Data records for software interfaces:
* * * *

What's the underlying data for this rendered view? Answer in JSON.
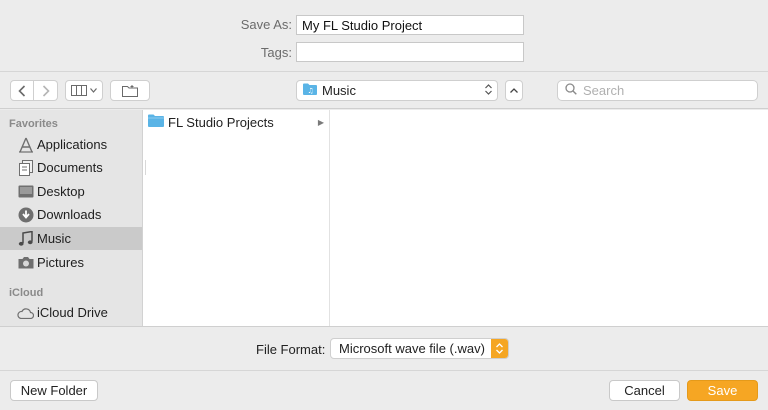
{
  "save_as": {
    "label": "Save As:",
    "value": "My FL Studio Project"
  },
  "tags": {
    "label": "Tags:",
    "value": ""
  },
  "toolbar": {
    "back_icon": "chevron-left-icon",
    "forward_icon": "chevron-right-icon",
    "view_icon": "columns-view-icon",
    "new_folder_icon": "folder-icon",
    "location": "Music",
    "search_placeholder": "Search"
  },
  "sidebar": {
    "favorites_heading": "Favorites",
    "favorites": [
      {
        "label": "Applications",
        "icon": "applications-icon"
      },
      {
        "label": "Documents",
        "icon": "documents-icon"
      },
      {
        "label": "Desktop",
        "icon": "desktop-icon"
      },
      {
        "label": "Downloads",
        "icon": "downloads-icon"
      },
      {
        "label": "Music",
        "icon": "music-note-icon",
        "selected": true
      },
      {
        "label": "Pictures",
        "icon": "camera-icon"
      }
    ],
    "icloud_heading": "iCloud",
    "icloud": [
      {
        "label": "iCloud Drive",
        "icon": "cloud-icon"
      }
    ]
  },
  "browser": {
    "items": [
      {
        "label": "FL Studio Projects",
        "type": "folder"
      }
    ]
  },
  "file_format": {
    "label": "File Format:",
    "value": "Microsoft wave file (.wav)"
  },
  "buttons": {
    "new_folder": "New Folder",
    "cancel": "Cancel",
    "save": "Save"
  },
  "colors": {
    "accent": "#f6a623",
    "folder": "#5ab4e6",
    "selection": "#cacaca"
  }
}
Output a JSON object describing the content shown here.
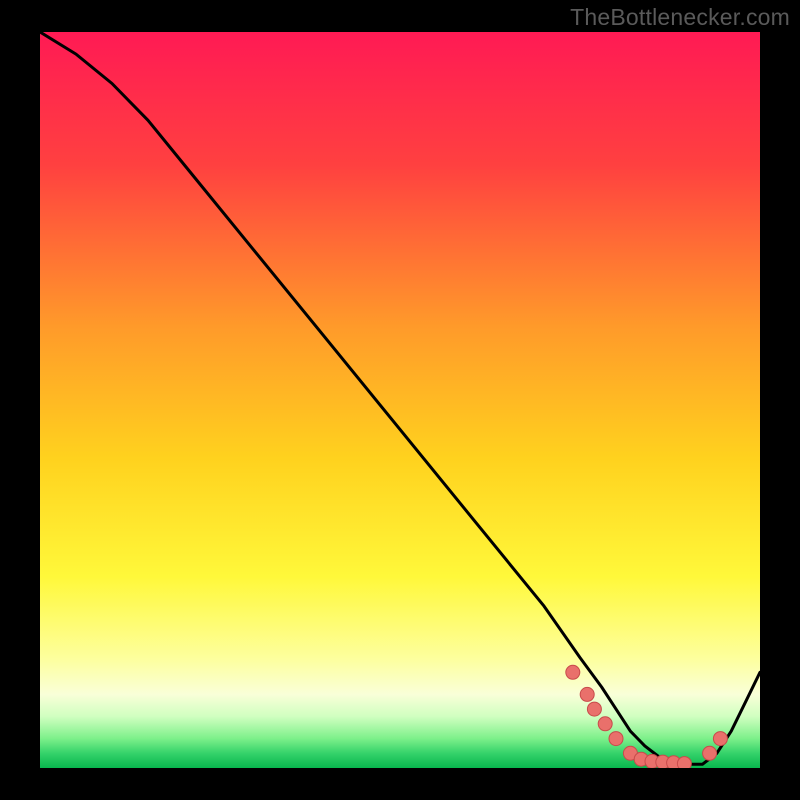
{
  "watermark": "TheBottlenecker.com",
  "colors": {
    "bg": "#000000",
    "watermark": "#5a5a5a",
    "curve": "#000000",
    "marker_fill": "#e9706b",
    "marker_stroke": "#c84b4b",
    "grad_top": "#ff1a54",
    "grad_mid1": "#ff7a2f",
    "grad_mid2": "#ffd21e",
    "grad_mid3": "#f7ff4a",
    "grad_low": "#fdffc8",
    "grad_green1": "#9cff9c",
    "grad_green2": "#35e06e",
    "grad_green3": "#08b74e"
  },
  "chart_data": {
    "type": "line",
    "title": "",
    "xlabel": "",
    "ylabel": "",
    "x_range": [
      0,
      100
    ],
    "y_range": [
      0,
      100
    ],
    "curve": {
      "x": [
        0,
        5,
        10,
        15,
        20,
        30,
        40,
        50,
        60,
        70,
        75,
        78,
        80,
        82,
        84,
        86,
        88,
        90,
        92,
        94,
        96,
        98,
        100
      ],
      "y": [
        100,
        97,
        93,
        88,
        82,
        70,
        58,
        46,
        34,
        22,
        15,
        11,
        8,
        5,
        3,
        1.5,
        0.8,
        0.5,
        0.5,
        2,
        5,
        9,
        13
      ]
    },
    "markers": {
      "x": [
        74,
        76,
        77,
        78.5,
        80,
        82,
        83.5,
        85,
        86.5,
        88,
        89.5,
        93,
        94.5
      ],
      "y": [
        13,
        10,
        8,
        6,
        4,
        2,
        1.2,
        0.9,
        0.8,
        0.7,
        0.6,
        2,
        4
      ]
    }
  }
}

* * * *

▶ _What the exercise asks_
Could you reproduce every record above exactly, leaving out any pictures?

▶ _Solution to the problem_
What's the underlying data for this rendered view? Answer in JSON.
{
  "save_as": {
    "label": "Save As:",
    "value": "My FL Studio Project"
  },
  "tags": {
    "label": "Tags:",
    "value": ""
  },
  "toolbar": {
    "back_icon": "chevron-left-icon",
    "forward_icon": "chevron-right-icon",
    "view_icon": "columns-view-icon",
    "new_folder_icon": "folder-icon",
    "location": "Music",
    "search_placeholder": "Search"
  },
  "sidebar": {
    "favorites_heading": "Favorites",
    "favorites": [
      {
        "label": "Applications",
        "icon": "applications-icon"
      },
      {
        "label": "Documents",
        "icon": "documents-icon"
      },
      {
        "label": "Desktop",
        "icon": "desktop-icon"
      },
      {
        "label": "Downloads",
        "icon": "downloads-icon"
      },
      {
        "label": "Music",
        "icon": "music-note-icon",
        "selected": true
      },
      {
        "label": "Pictures",
        "icon": "camera-icon"
      }
    ],
    "icloud_heading": "iCloud",
    "icloud": [
      {
        "label": "iCloud Drive",
        "icon": "cloud-icon"
      }
    ]
  },
  "browser": {
    "items": [
      {
        "label": "FL Studio Projects",
        "type": "folder"
      }
    ]
  },
  "file_format": {
    "label": "File Format:",
    "value": "Microsoft wave file (.wav)"
  },
  "buttons": {
    "new_folder": "New Folder",
    "cancel": "Cancel",
    "save": "Save"
  },
  "colors": {
    "accent": "#f6a623",
    "folder": "#5ab4e6",
    "selection": "#cacaca"
  }
}
Output a JSON object describing the content shown here.
{
  "watermark": "TheBottlenecker.com",
  "colors": {
    "bg": "#000000",
    "watermark": "#5a5a5a",
    "curve": "#000000",
    "marker_fill": "#e9706b",
    "marker_stroke": "#c84b4b",
    "grad_top": "#ff1a54",
    "grad_mid1": "#ff7a2f",
    "grad_mid2": "#ffd21e",
    "grad_mid3": "#f7ff4a",
    "grad_low": "#fdffc8",
    "grad_green1": "#9cff9c",
    "grad_green2": "#35e06e",
    "grad_green3": "#08b74e"
  },
  "chart_data": {
    "type": "line",
    "title": "",
    "xlabel": "",
    "ylabel": "",
    "x_range": [
      0,
      100
    ],
    "y_range": [
      0,
      100
    ],
    "curve": {
      "x": [
        0,
        5,
        10,
        15,
        20,
        30,
        40,
        50,
        60,
        70,
        75,
        78,
        80,
        82,
        84,
        86,
        88,
        90,
        92,
        94,
        96,
        98,
        100
      ],
      "y": [
        100,
        97,
        93,
        88,
        82,
        70,
        58,
        46,
        34,
        22,
        15,
        11,
        8,
        5,
        3,
        1.5,
        0.8,
        0.5,
        0.5,
        2,
        5,
        9,
        13
      ]
    },
    "markers": {
      "x": [
        74,
        76,
        77,
        78.5,
        80,
        82,
        83.5,
        85,
        86.5,
        88,
        89.5,
        93,
        94.5
      ],
      "y": [
        13,
        10,
        8,
        6,
        4,
        2,
        1.2,
        0.9,
        0.8,
        0.7,
        0.6,
        2,
        4
      ]
    }
  }
}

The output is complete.